_Extracted material:_
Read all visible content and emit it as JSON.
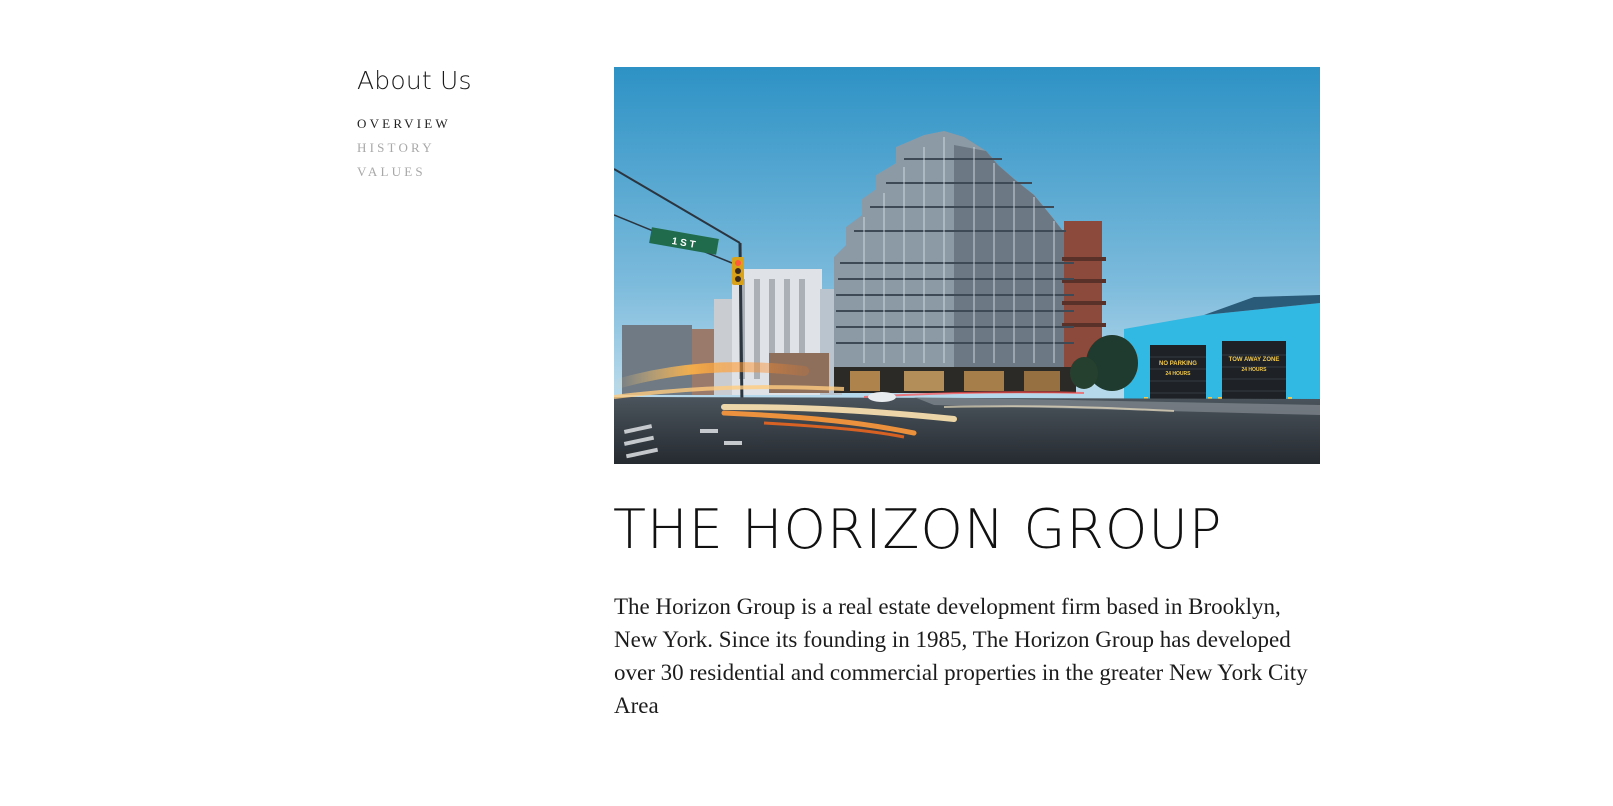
{
  "sidebar": {
    "title": "About Us",
    "items": [
      {
        "label": "OVERVIEW",
        "active": true
      },
      {
        "label": "HISTORY",
        "active": false
      },
      {
        "label": "VALUES",
        "active": false
      }
    ]
  },
  "main": {
    "headline": "THE HORIZON GROUP",
    "intro": "The Horizon Group is a real estate development firm based in Brooklyn, New York. Since its founding in 1985, The Horizon Group has developed over 30 residential and commercial properties in the greater New York City Area",
    "hero": {
      "street_sign": "1 S T",
      "garage_sign_left": "NO PARKING",
      "garage_sign_left_sub": "24 HOURS",
      "garage_sign_right": "TOW AWAY ZONE",
      "garage_sign_right_sub": "24 HOURS"
    }
  }
}
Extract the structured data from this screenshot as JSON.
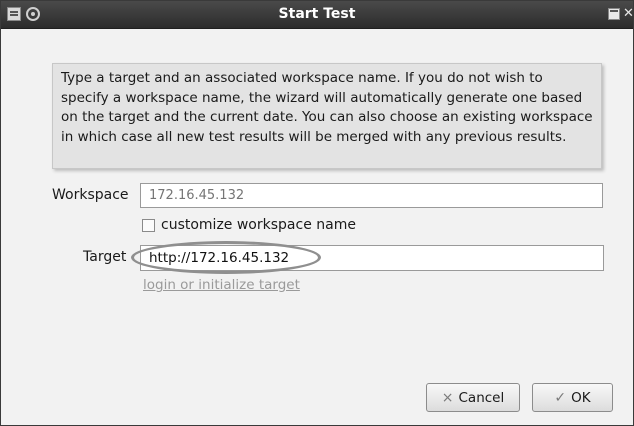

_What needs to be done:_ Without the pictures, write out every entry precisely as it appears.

_Solution to this task:_
Read all visible content and emit it as JSON.
{
  "sidebar": {
    "title": "About Us",
    "items": [
      {
        "label": "OVERVIEW",
        "active": true
      },
      {
        "label": "HISTORY",
        "active": false
      },
      {
        "label": "VALUES",
        "active": false
      }
    ]
  },
  "main": {
    "headline": "THE HORIZON GROUP",
    "intro": "The Horizon Group is a real estate development firm based in Brooklyn, New York. Since its founding in 1985, The Horizon Group has developed over 30 residential and commercial properties in the greater New York City Area",
    "hero": {
      "street_sign": "1 S T",
      "garage_sign_left": "NO PARKING",
      "garage_sign_left_sub": "24 HOURS",
      "garage_sign_right": "TOW AWAY ZONE",
      "garage_sign_right_sub": "24 HOURS"
    }
  }
}
Extract the structured data from this screenshot as JSON.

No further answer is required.